The Ashbourne Prisoners of War Aid Committee had released a letter received from Sergeant EW Radford, who it had previously been reported had been discharged from Germany and was now being held in Holland.
“I must apologise for not having written to you before; I cannot offer any excuse, unless it is the excitement through being free once again.
I should like you to thank all kind friends of Ashbourne for all they did for me while I was in Germany. I can never repay them for all they have done. It was the goodness of you kind people who made it possible for me to pull through the hard times we were subjected to, especially in 1916-17 when we were being punished because we would not work. I think those were the hardest times of all and many good men were broken up though it.”
Radford said he had been in Holland about 10 weeks and could not have been better treatment if he had been at home.
“The people of the Hague have shown us every consideration and made us very welcome. We are billeted in houses very close to the sea, and it is glorious now. We have plenty of sport and pastime, provided by the YMCA, who have done everything in their power to make us realise we are among civilized people again.”
In other news it was announced that the council’s roadmen were to be relieved of their responsibilities of breaking stone in order to work on the harvest. They would be replaced by German prisoners of war.
The dearth of news of soldiers overseas may have been the reason the editor was able to find space for two ‘human interest’ stories.
First there was a report from the police court of 18-year-old Flora Marian Fife of Old Derby Road, summoned for violent conduct.
The court heard that police were alerted to an incident in Compton Street at 11pm and found the defendant lying on the footpath with her mother trying to get her to her feet.
“She screamed and kicked and behaved in a very violent manner and resisted her mother’s interventions. Witness [Superintendent Davies] spoke to her and persuaded her to get up, but she preferred going home to the lock up with witness than going home with her mother.”
She was taken to the police station and eventually persuaded to go home rather than spend a night in the cells.
“Defendant said she had been provoked to that conduct by people shouting names after her and calling her ‘Rainbow’. She could not go up the street without being interfered with she said.
Mrs Fyfe (sic), the mother, corroborated her daughter’s evidence and said the girl was constantly being annoyed by people calling after her.
In reply to Supt Davies witness said she had not been told about her daughter going about with men.”
Davies revealed to the court that he had received complaints that Fife staying out late at night and going about with soldiers and young men in the town.
She was bound over in the sum of £5 for a year and placed under the supervision of the probation officer.
Superintendent Davies also gave evidence in a case at Sudbury Petty Sessions, where 25-year-old Frank Pettit was summoned for unlawful use of petrol.
He had been stopped at Hilton at 10pm on June 2 while driving a small car towards Derby.
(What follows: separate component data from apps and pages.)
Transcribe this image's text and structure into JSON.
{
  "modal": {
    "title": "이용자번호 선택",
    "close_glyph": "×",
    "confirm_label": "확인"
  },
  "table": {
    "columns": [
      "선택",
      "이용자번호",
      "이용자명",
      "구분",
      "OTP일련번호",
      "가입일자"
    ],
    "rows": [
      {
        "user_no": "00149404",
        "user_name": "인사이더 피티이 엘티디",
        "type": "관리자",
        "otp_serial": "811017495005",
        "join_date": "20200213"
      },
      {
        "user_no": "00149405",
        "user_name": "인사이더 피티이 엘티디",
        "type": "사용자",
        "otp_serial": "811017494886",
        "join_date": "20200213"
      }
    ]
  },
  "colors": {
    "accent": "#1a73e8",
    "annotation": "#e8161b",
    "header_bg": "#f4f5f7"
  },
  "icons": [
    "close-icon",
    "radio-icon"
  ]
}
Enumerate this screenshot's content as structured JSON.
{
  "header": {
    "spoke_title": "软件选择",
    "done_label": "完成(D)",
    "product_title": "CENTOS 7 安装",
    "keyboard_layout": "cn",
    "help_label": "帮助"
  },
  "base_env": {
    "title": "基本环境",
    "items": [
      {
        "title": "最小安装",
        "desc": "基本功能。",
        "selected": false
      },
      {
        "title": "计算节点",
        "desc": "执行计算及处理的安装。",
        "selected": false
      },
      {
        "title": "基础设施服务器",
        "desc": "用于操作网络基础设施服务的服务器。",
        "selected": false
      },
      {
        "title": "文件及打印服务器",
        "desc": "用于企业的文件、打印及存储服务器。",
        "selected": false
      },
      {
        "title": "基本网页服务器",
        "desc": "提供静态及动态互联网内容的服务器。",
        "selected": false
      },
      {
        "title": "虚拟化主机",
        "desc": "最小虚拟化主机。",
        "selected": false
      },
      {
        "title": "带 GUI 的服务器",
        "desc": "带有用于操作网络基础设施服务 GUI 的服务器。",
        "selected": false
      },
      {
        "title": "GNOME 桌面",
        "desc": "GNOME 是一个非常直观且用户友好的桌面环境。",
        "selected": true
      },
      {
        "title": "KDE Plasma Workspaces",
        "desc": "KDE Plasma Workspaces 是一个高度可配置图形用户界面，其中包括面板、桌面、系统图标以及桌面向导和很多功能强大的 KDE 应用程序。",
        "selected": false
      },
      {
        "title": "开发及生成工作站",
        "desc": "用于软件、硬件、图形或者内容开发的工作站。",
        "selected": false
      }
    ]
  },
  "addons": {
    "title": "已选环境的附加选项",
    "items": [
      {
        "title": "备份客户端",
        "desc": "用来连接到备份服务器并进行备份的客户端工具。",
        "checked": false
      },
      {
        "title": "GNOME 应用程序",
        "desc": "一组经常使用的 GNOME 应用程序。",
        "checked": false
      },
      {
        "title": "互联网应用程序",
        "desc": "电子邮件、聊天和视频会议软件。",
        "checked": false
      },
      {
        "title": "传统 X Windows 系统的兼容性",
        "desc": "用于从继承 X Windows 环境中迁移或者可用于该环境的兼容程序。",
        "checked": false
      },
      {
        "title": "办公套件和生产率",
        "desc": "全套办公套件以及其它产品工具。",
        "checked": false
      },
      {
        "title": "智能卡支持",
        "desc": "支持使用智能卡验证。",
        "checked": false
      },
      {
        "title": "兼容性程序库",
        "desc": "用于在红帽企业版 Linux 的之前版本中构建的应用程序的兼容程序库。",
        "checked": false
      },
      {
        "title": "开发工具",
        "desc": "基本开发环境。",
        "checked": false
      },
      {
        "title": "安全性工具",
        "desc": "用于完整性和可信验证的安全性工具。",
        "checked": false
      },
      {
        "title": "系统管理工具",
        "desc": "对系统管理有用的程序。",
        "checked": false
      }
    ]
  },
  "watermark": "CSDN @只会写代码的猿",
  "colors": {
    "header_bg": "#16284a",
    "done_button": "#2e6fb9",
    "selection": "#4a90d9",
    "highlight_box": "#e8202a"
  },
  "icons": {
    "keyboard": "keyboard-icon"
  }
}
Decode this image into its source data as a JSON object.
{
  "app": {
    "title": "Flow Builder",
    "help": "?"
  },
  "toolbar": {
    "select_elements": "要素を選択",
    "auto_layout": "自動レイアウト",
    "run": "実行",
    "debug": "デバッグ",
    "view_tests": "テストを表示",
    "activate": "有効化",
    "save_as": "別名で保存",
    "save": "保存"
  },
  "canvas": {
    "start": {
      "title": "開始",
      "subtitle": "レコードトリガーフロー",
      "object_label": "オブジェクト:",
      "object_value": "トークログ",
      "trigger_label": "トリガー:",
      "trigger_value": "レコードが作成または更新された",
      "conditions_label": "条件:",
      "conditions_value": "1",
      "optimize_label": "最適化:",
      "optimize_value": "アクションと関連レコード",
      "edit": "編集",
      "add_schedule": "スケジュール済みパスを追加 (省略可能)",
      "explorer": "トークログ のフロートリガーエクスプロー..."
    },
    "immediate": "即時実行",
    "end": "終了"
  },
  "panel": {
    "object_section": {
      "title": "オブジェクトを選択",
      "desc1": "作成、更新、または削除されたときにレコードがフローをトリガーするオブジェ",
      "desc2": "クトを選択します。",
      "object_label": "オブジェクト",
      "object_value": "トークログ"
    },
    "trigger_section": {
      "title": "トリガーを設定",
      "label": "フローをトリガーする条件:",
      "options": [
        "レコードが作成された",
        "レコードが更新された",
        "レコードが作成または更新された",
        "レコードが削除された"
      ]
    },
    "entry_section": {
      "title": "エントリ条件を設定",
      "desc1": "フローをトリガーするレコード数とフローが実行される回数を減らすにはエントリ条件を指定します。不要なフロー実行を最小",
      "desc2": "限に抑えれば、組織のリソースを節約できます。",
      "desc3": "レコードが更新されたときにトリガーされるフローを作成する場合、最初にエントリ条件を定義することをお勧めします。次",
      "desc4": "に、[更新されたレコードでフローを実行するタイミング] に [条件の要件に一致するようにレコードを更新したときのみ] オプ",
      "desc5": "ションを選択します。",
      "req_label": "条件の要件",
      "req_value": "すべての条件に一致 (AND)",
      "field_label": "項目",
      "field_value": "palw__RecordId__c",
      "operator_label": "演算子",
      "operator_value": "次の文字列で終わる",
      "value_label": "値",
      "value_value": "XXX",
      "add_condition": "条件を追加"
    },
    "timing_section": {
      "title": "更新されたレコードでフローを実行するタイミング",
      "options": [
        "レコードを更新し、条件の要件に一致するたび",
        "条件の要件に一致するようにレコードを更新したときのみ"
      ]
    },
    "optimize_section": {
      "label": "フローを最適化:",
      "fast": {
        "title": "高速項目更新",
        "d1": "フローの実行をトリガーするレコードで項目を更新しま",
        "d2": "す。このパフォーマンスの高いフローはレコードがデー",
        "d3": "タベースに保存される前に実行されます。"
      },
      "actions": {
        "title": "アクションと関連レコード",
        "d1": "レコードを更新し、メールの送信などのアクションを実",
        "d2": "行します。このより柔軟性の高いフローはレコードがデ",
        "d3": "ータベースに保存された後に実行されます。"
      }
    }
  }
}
He was said to have been “accompanied by a lady”.
When questioned he said he had been sent out by Andrew’s garage, to collect the car which had broken down the previous night at Foston. He said it belonged to a woman from Derby.
“Asked where he had been in the meantime he intimated Uttoxeter to have tea with a friend. Sergeant Moore corroborated, and added that during the conversation defendant offered him a £1 note.”
The police checked the breakdown story with the car’s owner who revealed that she had, in fact, left it at Andrew’s garage for some work to be done.
“Defendant told the bench he considered it necessary to drive the car as far as Uttoxeter to test it after repair. As it was an unusual thing for him to be pulled up by the police he was naturally very excited, and he now admitted that the statement he made to the police was untrue. He had no recollection of offering the Sergeant a £1 note.”
He was fined £3 and witness expenses.
- My fellow researcher and former De Montfort University colleague John Dilley is conducting a similar real-time project with the Market Harborough Advertiser. Check out his Newspapers and the Great War blog